Task description:
Check every line of the entries for "verified", and copy the lines that hold it.

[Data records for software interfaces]
-- Opening Marker --

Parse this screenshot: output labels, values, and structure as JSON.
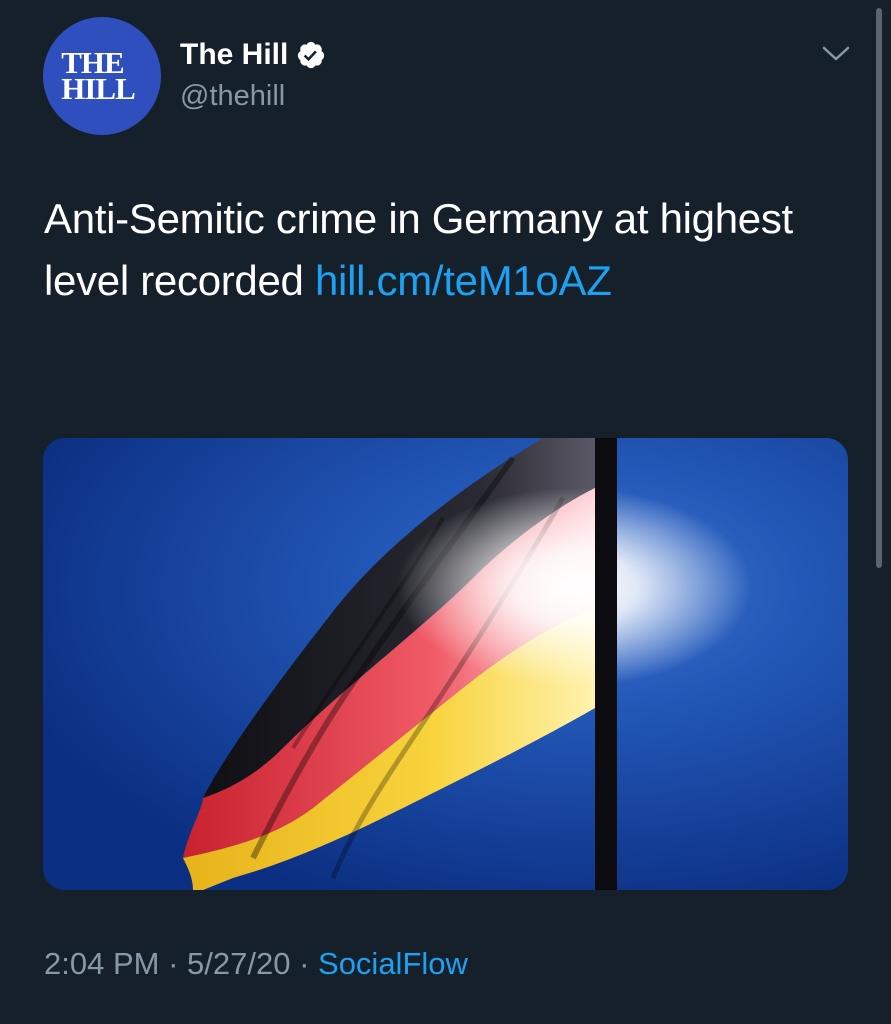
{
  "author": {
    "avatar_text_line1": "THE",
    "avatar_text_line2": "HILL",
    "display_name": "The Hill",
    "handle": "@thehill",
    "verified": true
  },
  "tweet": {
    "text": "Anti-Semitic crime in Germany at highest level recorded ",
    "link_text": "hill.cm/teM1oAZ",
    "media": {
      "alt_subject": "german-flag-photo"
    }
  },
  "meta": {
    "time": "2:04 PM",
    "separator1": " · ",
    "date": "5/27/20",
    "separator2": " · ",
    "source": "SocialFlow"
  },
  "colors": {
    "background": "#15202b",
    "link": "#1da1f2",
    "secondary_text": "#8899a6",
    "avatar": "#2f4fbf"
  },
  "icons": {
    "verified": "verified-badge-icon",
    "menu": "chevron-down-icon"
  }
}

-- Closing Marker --

Exercise output:
    "verified": true
    "verified": "verified-badge-icon",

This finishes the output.